4. ‘Sustainability First’: a world in which a new development paradigm emerges in response to the challenge of sustainability, supported by new, more equitable values and institutions.


(b) Differences in the future expansion of agricultural land under four global development scenarios, comparing Endemic Bird Areas with the world as a whole

Under each scenario, the spatial extent of future agricultural land has been modelled by the Netherlands National Institute of Public Health and the Environment (RIVM) (Alcamo et al. 1998). Distributions of cropland and pasture are allocated to half-degree squares, taking into account current ecosystems, soil suitability and irrigation potential (see figure a).

What are the implications for birds?

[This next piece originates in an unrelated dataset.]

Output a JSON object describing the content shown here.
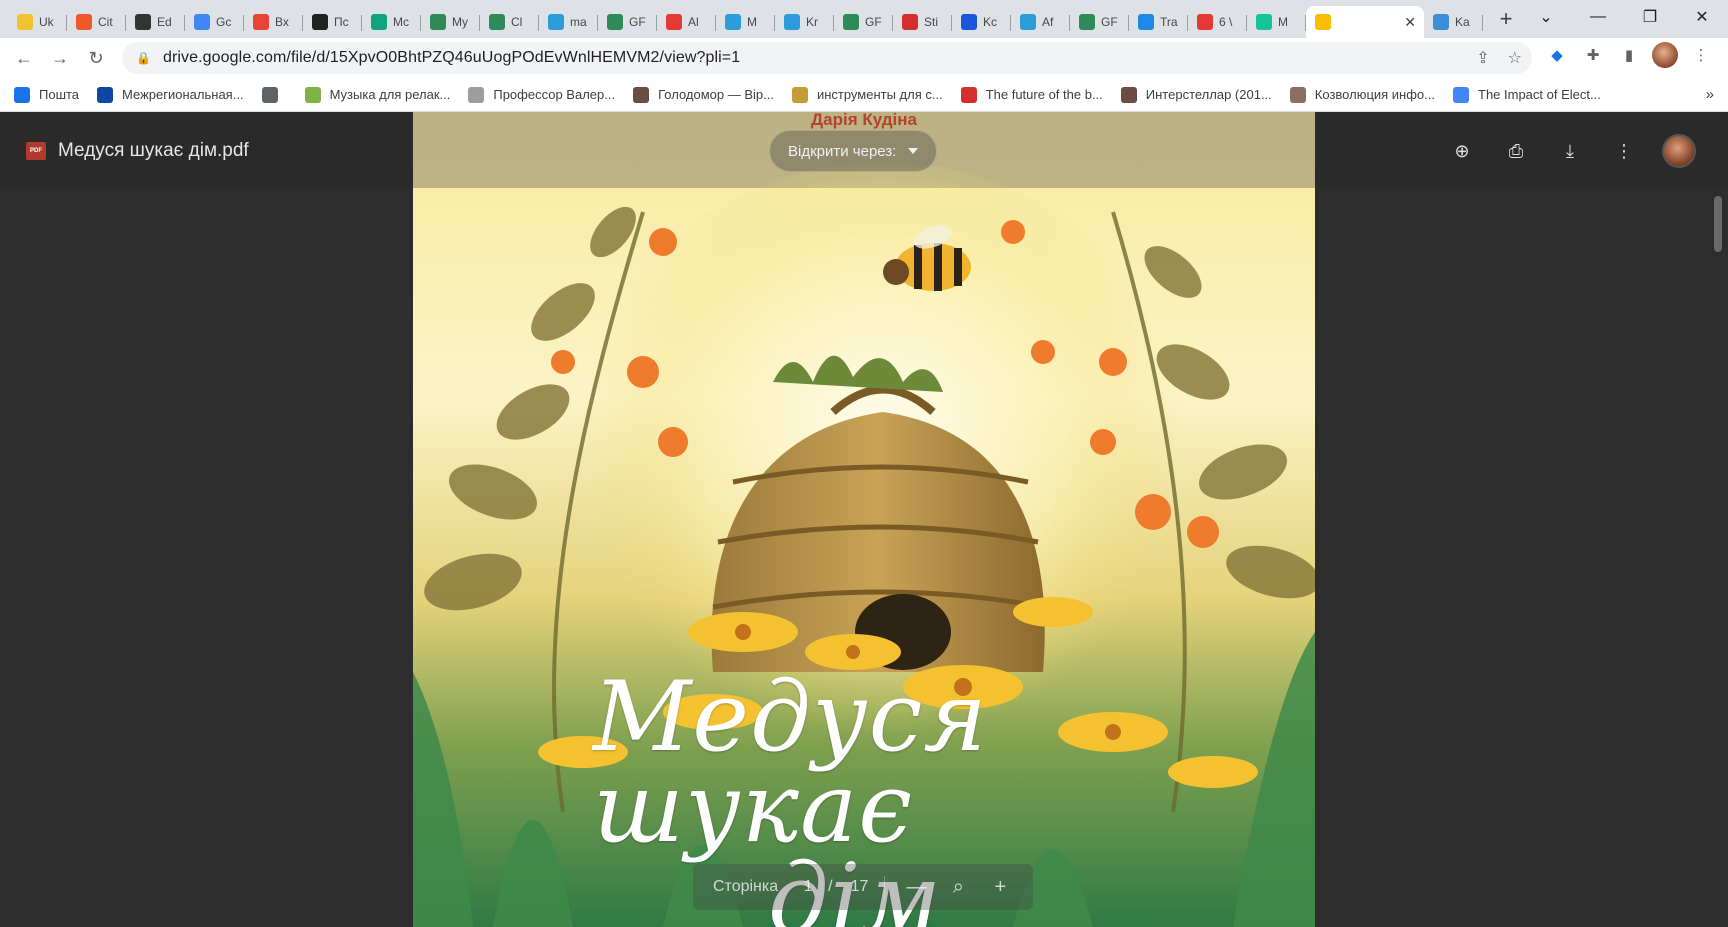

By 1995, agriculture was estimated to cover 37% of the world’s land surface. The model predicts that this would rise to 43% by 2050 under the ‘Security First’ scenario, compared to no change under ‘Sustainability First’. Endemic Bird Areas (Stattersfield et al. 1998), already have a much higher proportion of land under agriculture, c.42%, than the world as a whole. Under the ‘Security First’ scenario, 56% of their area is likely to be used for agriculture by 2050. In contrast, under the ‘Sustainability First’ scenario this figure might rise only to 45%, not much greater than today’s level (figure b). This difference is very sizeable. The impacts of the choices we make will be amplified in some of the world’s most important places for birds and other biodiversity.

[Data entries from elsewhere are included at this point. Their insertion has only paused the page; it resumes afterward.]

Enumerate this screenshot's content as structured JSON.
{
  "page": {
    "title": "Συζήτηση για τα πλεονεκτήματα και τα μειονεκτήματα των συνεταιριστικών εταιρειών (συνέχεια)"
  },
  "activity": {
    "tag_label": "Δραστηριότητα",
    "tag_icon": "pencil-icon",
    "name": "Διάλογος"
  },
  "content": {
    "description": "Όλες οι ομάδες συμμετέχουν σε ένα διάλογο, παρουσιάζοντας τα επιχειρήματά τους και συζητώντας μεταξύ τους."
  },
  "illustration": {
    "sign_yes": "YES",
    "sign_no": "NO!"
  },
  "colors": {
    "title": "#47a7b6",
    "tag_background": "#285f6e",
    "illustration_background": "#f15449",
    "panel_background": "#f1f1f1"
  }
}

Which world will people inhabit five decades from now—and what wild birds will it retain? The choices are ours.



Related Case Studies in other sections

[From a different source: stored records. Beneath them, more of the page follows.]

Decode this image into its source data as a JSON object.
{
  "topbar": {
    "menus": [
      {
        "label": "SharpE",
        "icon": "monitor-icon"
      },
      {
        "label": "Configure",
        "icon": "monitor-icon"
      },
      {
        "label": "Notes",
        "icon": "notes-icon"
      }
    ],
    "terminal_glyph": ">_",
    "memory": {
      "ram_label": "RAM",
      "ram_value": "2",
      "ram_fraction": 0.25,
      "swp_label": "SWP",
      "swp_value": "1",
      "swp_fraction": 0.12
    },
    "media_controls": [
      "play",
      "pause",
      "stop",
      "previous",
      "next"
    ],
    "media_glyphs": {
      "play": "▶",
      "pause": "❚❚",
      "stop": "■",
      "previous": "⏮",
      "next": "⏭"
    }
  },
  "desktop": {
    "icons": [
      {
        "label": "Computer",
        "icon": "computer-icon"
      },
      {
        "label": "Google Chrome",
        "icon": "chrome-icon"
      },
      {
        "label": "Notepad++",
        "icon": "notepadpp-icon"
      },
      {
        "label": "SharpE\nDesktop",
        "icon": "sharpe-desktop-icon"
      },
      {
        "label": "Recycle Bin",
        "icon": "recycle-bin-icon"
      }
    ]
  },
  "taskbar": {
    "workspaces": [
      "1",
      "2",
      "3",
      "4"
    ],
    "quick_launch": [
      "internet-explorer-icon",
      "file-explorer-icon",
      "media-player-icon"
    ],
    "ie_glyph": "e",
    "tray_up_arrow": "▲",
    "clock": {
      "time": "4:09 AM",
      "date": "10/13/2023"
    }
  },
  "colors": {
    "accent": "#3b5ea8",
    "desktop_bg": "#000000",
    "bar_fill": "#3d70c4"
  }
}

References

Alcamo J., Leemans, R. and Kreileman, E., eds (1998) Global change scenarios of the 21st century: results from the IMAGE 2.1 model. Oxford: Pergamon.
 
Stattersfield A. J., Crosby, M. J., Long, A. J. and Wege, D. C. (1998) Endemic Bird Areas of the world: priorities for biodiversity conservation. Cambridge, UK: BirdLife International.
 
UNEP (2002) Global Environment Outlook 3: past, present and future perspectives. London: Earthscan.

Acknowledgements

Figures and text kindly provided by Jörn Scharlemann, Rhys Green (both Royal Society for the Protection of Birds and Conservation Biology Group, University of Cambridge, UK) and Andrew Balmford (Conservation Biology Group, University of Cambridge, UK). Data kindly provided by Bas Eickhout (RIVM, The Netherlands).

Compiled 2004

Recommended Citation:
BirdLife International (2004) Security or sustainability first? The fate of Endemic Bird Areas depends on the choices we make. Presented as part of the BirdLife State of the world's birds website. Available from: http://www.birdlife.org/datazone/sowb/casestudy/210. Checked: 23/04/2014